- At the same time, it’s worth noting that according to 2017 data, the U.S. still produces twice as much carbon dioxide per capita as China and nearly nine times as much as India, highlighting the increased environmental impact of a higher standard of living.
- All of this means the Paris climate agreement’s goal of limiting global temperature increase to 1.5° C could be a pipe dream if energy use worldwide doesn’t change.
Climate change: Do you know the basics?
- Today, climate change is commonly used as a term to describe the effects of global warming that have occurred as a result of human activity following the industrial revolution in the 18th century.
- Since the industrial revolution the concentration of greenhouse gases in the atmosphere has been increasing as a result of human activities like burning fossil fuels, deforestation and modern farming practices.
- A 2013 report by the International Panel on Climate Change (IPCC), a UN body of climate scientists, found that the atmospheric carbon dioxide concentration had risen by 40% since the industrial revolution, resulting in earth's temperature increasing by 1C.
- Their report said there was a 95% chance that human activity in the past 50 years had directly resulted in increasing the temperature of the earth.
Half of all land must be kept in a natural state to protect Earth
- All of this needs to be done by 2030 to have a real hope of keeping climate change under the “danger zone” target of 2.7 degrees Fahrenheit (1.5 degrees Celsius) and to prevent the world’s ecosystems from unravelling—according to an ambitious plan called the Global Deal for Nature.
- Only when 50 percent of the Earth’s terrestrial areas are protected, along with substantial cuts in fossil-fuel use and major increases in renewable energy, will we have a good chance of meeting the Paris climate target of less than 2.7 degrees Fahrenheit (1.5 degrees Celsius) of warming, the scientists argue.
- Although the Global Deal for Nature is focused on land, the study authors support the International Union for the Conservation of Nature (IUCN) and its member organization’s call for 30 percent protection of the oceans by 2030.
We Stink at Tackling Climate Change
- Biological evolution is an organic process that can never proceed more rapidly than one generation at a time, and many generations are nearly always required for any appreciable change to occur.
- During a single generation, people have selectively picked up, discarded, manipulated, and transmitted cultural, social, and technological innovations that have become largely independent of any biological moorings.

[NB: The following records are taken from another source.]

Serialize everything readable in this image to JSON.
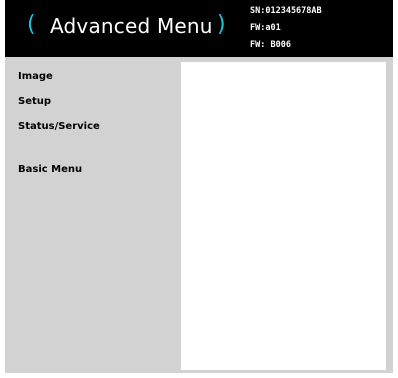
{
  "header": {
    "title": "Advanced Menu",
    "paren_open": "(",
    "paren_close": ")",
    "serial": "SN:012345678AB",
    "firmware_1": "FW:a01",
    "firmware_2": "FW: B006"
  },
  "sidebar": {
    "items": [
      {
        "label": "Image"
      },
      {
        "label": "Setup"
      },
      {
        "label": "Status/Service"
      },
      {
        "label": "Basic Menu"
      }
    ]
  },
  "colors": {
    "header_bg": "#000000",
    "accent_paren": "#19c6d8",
    "frame_bg": "#d2d2d2",
    "panel_bg": "#ffffff"
  }
}
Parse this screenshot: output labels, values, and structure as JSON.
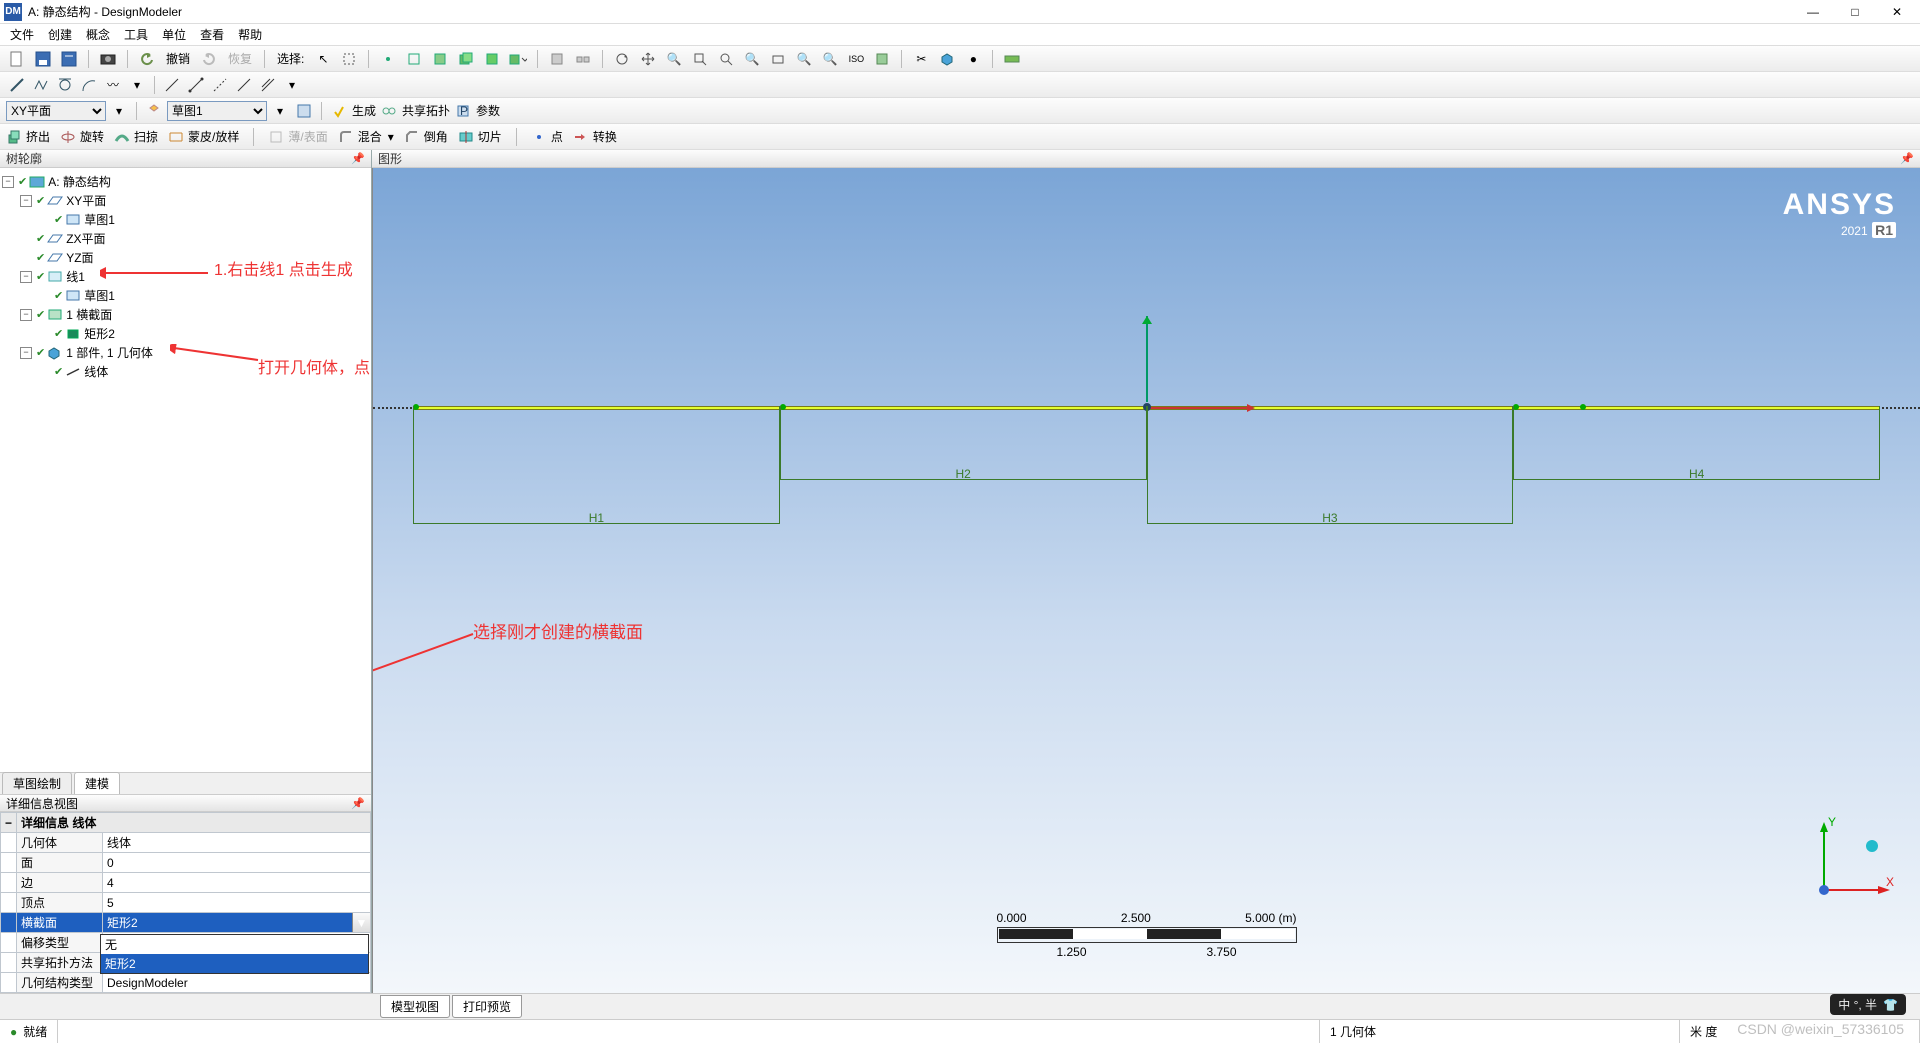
{
  "title": "A: 静态结构 - DesignModeler",
  "window_controls": {
    "min": "—",
    "max": "□",
    "close": "✕"
  },
  "menu": [
    "文件",
    "创建",
    "概念",
    "工具",
    "单位",
    "查看",
    "帮助"
  ],
  "toolbar1": {
    "undo": "撤销",
    "redo": "恢复",
    "select_label": "选择:"
  },
  "toolbar2": {
    "plane_dd": "XY平面",
    "sketch_dd": "草图1",
    "generate": "生成",
    "share_topo": "共享拓扑",
    "params": "参数"
  },
  "toolbar3": {
    "extrude": "挤出",
    "revolve": "旋转",
    "sweep": "扫掠",
    "skin": "蒙皮/放样",
    "thin": "薄/表面",
    "blend": "混合",
    "chamfer": "倒角",
    "slice": "切片",
    "point": "点",
    "convert": "转换"
  },
  "tree_panel_title": "树轮廓",
  "graphics_panel_title": "图形",
  "tree": {
    "root": "A: 静态结构",
    "xy_plane": "XY平面",
    "sketch1a": "草图1",
    "zx_plane": "ZX平面",
    "yz_plane": "YZ面",
    "line1": "线1",
    "sketch1b": "草图1",
    "cross_section_group": "1 横截面",
    "rect2": "矩形2",
    "parts": "1 部件, 1 几何体",
    "line_body": "线体"
  },
  "annotations": {
    "a1": "1.右击线1  点击生成",
    "a2": "打开几何体，点击下方线体",
    "a3": "选择刚才创建的横截面"
  },
  "left_tabs": {
    "sketch": "草图绘制",
    "model": "建模"
  },
  "details_panel_title": "详细信息视图",
  "details": {
    "header": "详细信息 线体",
    "rows": {
      "geom_k": "几何体",
      "geom_v": "线体",
      "face_k": "面",
      "face_v": "0",
      "edge_k": "边",
      "edge_v": "4",
      "vert_k": "顶点",
      "vert_v": "5",
      "cs_k": "横截面",
      "cs_v": "矩形2",
      "offset_k": "偏移类型",
      "offset_v": "无",
      "share_k": "共享拓扑方法",
      "geotype_k": "几何结构类型",
      "geotype_v": "DesignModeler"
    },
    "dropdown_opts": [
      "无",
      "矩形2"
    ]
  },
  "viewport": {
    "brand1": "ANSYS",
    "brand2_a": "2021",
    "brand2_b": "R1",
    "dims": {
      "h1": "H1",
      "h2": "H2",
      "h3": "H3",
      "h4": "H4"
    },
    "scale": {
      "s0": "0.000",
      "s1": "1.250",
      "s2": "2.500",
      "s3": "3.750",
      "s4": "5.000 (m)"
    },
    "axes": {
      "x": "X",
      "y": "Y"
    }
  },
  "view_tabs": {
    "model": "模型视图",
    "print": "打印预览"
  },
  "status": {
    "ready_icon": "●",
    "ready": "就绪",
    "sel": "1 几何体",
    "units": "米  度",
    "ime": "中 °, 半",
    "watermark": "CSDN @weixin_57336105"
  }
}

- At the same time, as cultural evolution proceeded and we endowed ourselves with language, impressive cognition, complex social organization, and increasingly potent technology, the ability to employ these skills to master our immediate environment almost certainly outran our biological evolution.
- Much of the blame resides, once again, in the disconnect between the imprint of our biological past and our present-day predilections made available by our cultural interventions.
Was There a Civilization on Earth Before Humans?
- In my work as an astrophysicist, I’d begun researching global warming from an “astrobiological perspective.” That meant asking whether any industrial civilization that rises on any planet will, through their own activity, trigger their own version of a climate shift.
- When it comes to direct evidence of an industrial civilization—things like cities, factories, and roads—the geologic record doesn’t go back past what’s called the Quaternary period 2.6 million years ago.
- Now that our industrial civilization has truly gone global, humanity’s collective activity is laying down a variety of traces that will be detectable by scientists 100 million years in the future.
- Atmospheric scientists call this shift the Suess effect, and the change in isotopic ratios of carbon due to fossil-fuel use is easy to see over the last century.
- If a civilization uses fossil fuels, the climate change they trigger can lead to a large decrease in ocean oxygen levels.